    to be out of the labour force has increased by 4.7 per cent

    during the same period, mainly because of a 4 per cent

    increase in the student population and 8 per cent increase of

    discouraged job seekers. Moreover, the unemployment rate

    has increased from 14 per cent in 2018 to 15 per cent in 2019

    (Q2), and this rate excludes the people involved in subsistence

    agriculture. The subsistence agriculture sector accounts for

    52.4 per cent of all the labour force.

    The youth (16 - 30 years old) constitutes 43 per cent of the

    labour force (2019). Additionally, the share of young people

    (16 to 24 years old) neither in employment nor in education or

    training (NEET) declined to 30.8 per cent in 2019 (Q2), down

    from 33.9 per cent in 2018.

    1.4. Monetary sector and external sector development

    For the first half of 2019, the National Bank of Rwanda (NBR)

    maintained an accommodative monetary policy stance.

    The aim was to expand the overall money supply to boost

    economic growth and support the banking sector. The lending

    rate was further reduced from 5.5 per cent in June 2017 to

    5 per cent in 2019. The external trade deficit has continued to

    widen from US$ 601.4 million in 2018 to US$ 767.9 million in

    2019, reflecting an increase of 27.6 per cent. This is due to an

    increased demand for capital goods for ongoing infrastructure

    projects. The Rwandan Franc depreciated by 2.2 per cent

    against the US Dollar by the end of June 2019. Exchange rate

    pressure originated from the increased difference between

    imports and exports.

    1.5. Child Poverty: Multidimensional deprivation: 4-15 Years old

    Conducted for the first time by the National Institute of

    Statistics of Rwanda (NISR) in 2016/17, a multiple overlapping

    deprivation analysis (MODA) explores different deprivations

    that are most commonly experienced simultaneously (the

    overlap of deprivations) among children following a lifecycle

    approach.
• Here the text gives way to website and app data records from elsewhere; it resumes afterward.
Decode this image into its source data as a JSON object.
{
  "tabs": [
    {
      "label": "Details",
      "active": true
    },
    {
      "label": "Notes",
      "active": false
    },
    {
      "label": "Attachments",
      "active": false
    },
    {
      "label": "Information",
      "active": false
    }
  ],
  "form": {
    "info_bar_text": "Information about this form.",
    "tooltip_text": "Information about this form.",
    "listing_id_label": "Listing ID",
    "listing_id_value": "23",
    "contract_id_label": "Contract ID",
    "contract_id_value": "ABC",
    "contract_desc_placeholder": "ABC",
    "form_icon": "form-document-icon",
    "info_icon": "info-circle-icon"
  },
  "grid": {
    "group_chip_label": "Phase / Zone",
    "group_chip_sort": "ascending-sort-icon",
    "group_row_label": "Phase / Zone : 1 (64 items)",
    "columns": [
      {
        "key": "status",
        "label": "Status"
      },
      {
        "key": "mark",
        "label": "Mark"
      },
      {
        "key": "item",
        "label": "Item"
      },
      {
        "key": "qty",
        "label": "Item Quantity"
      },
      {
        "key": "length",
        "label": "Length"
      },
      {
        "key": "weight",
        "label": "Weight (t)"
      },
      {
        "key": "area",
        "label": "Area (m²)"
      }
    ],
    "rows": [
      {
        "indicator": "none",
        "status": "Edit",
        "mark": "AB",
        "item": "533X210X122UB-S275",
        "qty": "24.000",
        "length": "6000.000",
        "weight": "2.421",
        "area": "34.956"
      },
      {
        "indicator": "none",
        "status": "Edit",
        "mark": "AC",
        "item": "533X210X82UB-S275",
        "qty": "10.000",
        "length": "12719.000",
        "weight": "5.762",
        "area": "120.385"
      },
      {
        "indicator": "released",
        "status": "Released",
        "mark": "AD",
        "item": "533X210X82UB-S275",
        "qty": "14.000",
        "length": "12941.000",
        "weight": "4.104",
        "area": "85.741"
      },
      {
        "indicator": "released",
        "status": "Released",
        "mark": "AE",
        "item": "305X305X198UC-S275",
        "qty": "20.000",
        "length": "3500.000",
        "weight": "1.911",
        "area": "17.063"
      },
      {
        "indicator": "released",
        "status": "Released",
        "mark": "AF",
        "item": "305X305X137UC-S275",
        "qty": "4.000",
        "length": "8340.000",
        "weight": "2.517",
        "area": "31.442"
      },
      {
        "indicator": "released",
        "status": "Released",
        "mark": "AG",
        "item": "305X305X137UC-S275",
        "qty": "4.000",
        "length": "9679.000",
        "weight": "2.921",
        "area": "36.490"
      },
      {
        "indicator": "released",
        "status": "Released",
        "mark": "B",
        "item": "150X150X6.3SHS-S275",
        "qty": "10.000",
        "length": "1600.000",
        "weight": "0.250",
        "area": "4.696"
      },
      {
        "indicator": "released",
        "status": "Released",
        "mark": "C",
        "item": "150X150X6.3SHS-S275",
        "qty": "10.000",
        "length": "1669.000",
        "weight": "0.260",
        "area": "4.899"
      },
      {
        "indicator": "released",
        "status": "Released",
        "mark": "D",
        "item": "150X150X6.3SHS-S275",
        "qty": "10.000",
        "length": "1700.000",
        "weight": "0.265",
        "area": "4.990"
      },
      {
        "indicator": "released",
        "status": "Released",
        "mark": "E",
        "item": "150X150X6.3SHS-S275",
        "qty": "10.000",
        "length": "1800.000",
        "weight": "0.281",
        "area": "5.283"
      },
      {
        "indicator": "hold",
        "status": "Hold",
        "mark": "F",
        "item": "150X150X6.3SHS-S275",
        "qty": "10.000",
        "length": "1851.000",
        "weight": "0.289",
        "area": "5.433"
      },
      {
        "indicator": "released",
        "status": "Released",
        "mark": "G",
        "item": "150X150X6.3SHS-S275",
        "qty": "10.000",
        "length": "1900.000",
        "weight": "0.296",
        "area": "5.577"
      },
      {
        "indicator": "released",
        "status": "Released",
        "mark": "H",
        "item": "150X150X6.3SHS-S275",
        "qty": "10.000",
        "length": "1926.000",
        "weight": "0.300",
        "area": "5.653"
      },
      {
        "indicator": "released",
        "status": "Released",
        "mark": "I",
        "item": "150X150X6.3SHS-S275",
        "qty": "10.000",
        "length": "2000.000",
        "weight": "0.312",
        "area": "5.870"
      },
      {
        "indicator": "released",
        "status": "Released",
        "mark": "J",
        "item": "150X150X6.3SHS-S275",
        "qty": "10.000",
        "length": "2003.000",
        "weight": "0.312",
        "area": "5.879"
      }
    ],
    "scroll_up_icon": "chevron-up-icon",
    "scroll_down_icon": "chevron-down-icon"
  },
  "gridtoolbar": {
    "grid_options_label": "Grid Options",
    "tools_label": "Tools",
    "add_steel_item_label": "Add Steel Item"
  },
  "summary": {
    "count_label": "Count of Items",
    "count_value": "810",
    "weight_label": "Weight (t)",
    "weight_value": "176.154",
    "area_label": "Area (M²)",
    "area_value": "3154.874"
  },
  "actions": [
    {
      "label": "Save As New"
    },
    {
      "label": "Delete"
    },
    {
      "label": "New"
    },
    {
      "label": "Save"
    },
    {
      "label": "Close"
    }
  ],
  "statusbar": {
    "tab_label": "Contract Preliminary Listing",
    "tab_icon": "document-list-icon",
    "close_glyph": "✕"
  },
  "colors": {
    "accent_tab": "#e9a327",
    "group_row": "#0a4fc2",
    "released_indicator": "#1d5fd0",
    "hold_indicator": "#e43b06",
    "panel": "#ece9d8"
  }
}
The fifth Integrated Household Living Conditions

    Survey (EICV5) thematic report on the multidimensional

    poverty of children follows the UNICEF MODA methodology

    and combines several dimensions of deprivation by different

    age groups of children; (i) health, (ii) education, (iii) water,

    (iv) sanitation, (v) and housing. Among the children between

    five and 14 years of age, the highest deprivation identified

    was access to decent housing with 60.4 per cent of this group

    affected, followed by 52.2 per cent of children with deprived

    access to water, and 44 per cent deprived from access to health

    services. The least deprived dimension among children is

    access to education with 6.3 per cent (Figure 3). A combination

    of different dimensions of deprivations shows 25 per cent